Once upon a time I was asked to help out a software product company. The management briefing went something like this: "We need you to increase productivity, the guys in development seem to be unable to ship anything! and if they do ship something it's only a fraction of what we expected".
And so the story begins. Now there are many ways how we can improve the teams outcome and its output (the first matters more), but it always starts with observing what they do today and trying to figure out why.
It turns out that requests from the business were treated like a good wine, and were allowed to "age", in the oak barrel that was called Jira. Not so much to add flavour in the form of details, requirements, designs, non functional requirements or acceptance criteria, but mainly to see if the priority of this request would remain stable over a period of time.
In the days that followed I participated in the "Change Control Board" and saw what he meant. Management would change priorities on the fly and make swift decisions on requirements that would take weeks to implement. To stay in vinotology terms, wine was poured in and out the barrels at such a rate that it bore more resemblance to a blender than to the art of wine making.
Though management was happy to learn I had unearthed to root cause to their problem, they were less pleased to learn that they themselves were responsible. The Agile world created the Product Owner role for this, and it turned out that this is hat, that can only be worn by a single person.
Once we funnelled all the requests through a single person, both responsible for the success of the product and for the development, we saw a big change. Not only did the business got a reliable sparring partner, but the development team had a single voice when it came to setting the priorities. Once the team starting finishing what they started we started shipping at regular intervals, with features that we all had committed to.
Of course it did not take away the dynamics of the business, but it allowed us to deliver, and become reliable in how and when we responded to change. Perhaps not the most aged wine, but enough to delight our customers and learn what we should put in our barrel for the next round.

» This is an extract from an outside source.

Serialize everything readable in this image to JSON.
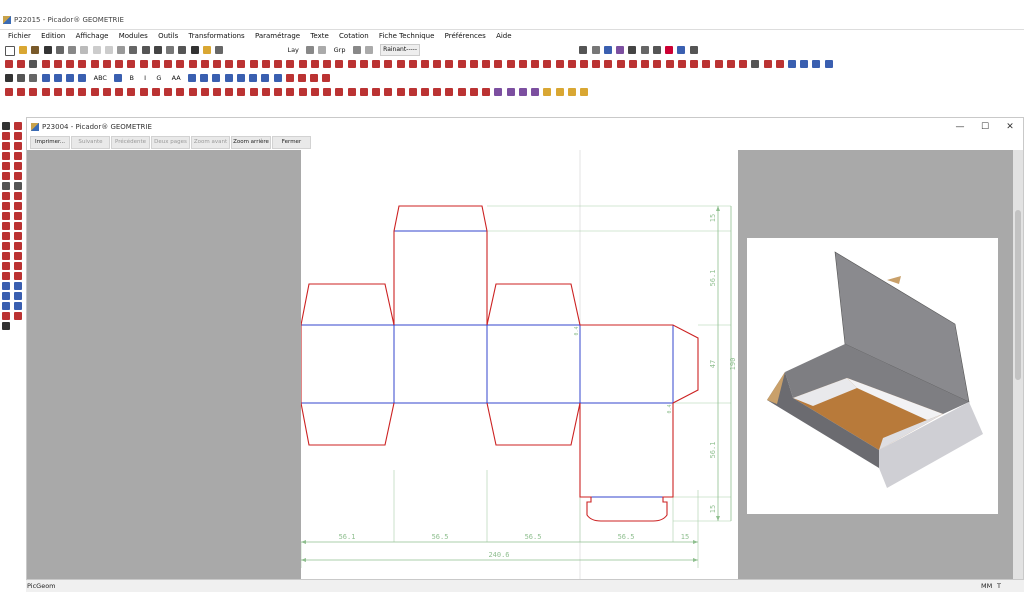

Last fall, I was approached by Tom van Norden from the UC Berkeley School of Information. A team of professor Morten T. Hansen, famous from his bestseller with Jim Collins “Great by Choice”, was investigating the magic around Joe Justice’ WikiSpeed. His agile team outperformed companies like Tesla during the XPrize a couple of years ago. Berkeley did research on the Agile and Lean practices being applied by the WikiSpeed team and it’s current status.
My work allows me to meet a lot of different people, who actively pursue Scrum. Some of them question the value of doing a sprint review meeting at the end of every sprint. Stakeholders presumably do not “use” nor “see” their work directly, or the iterated product is not yet releasable.
Looks like this Scrum ritual is not suited for all. If you are a person questioning the value of a demo, then focus on your stakeholders and start to demo the delta instead of just your product. Here is a 3-step plan to make your sprint reviews worth your while.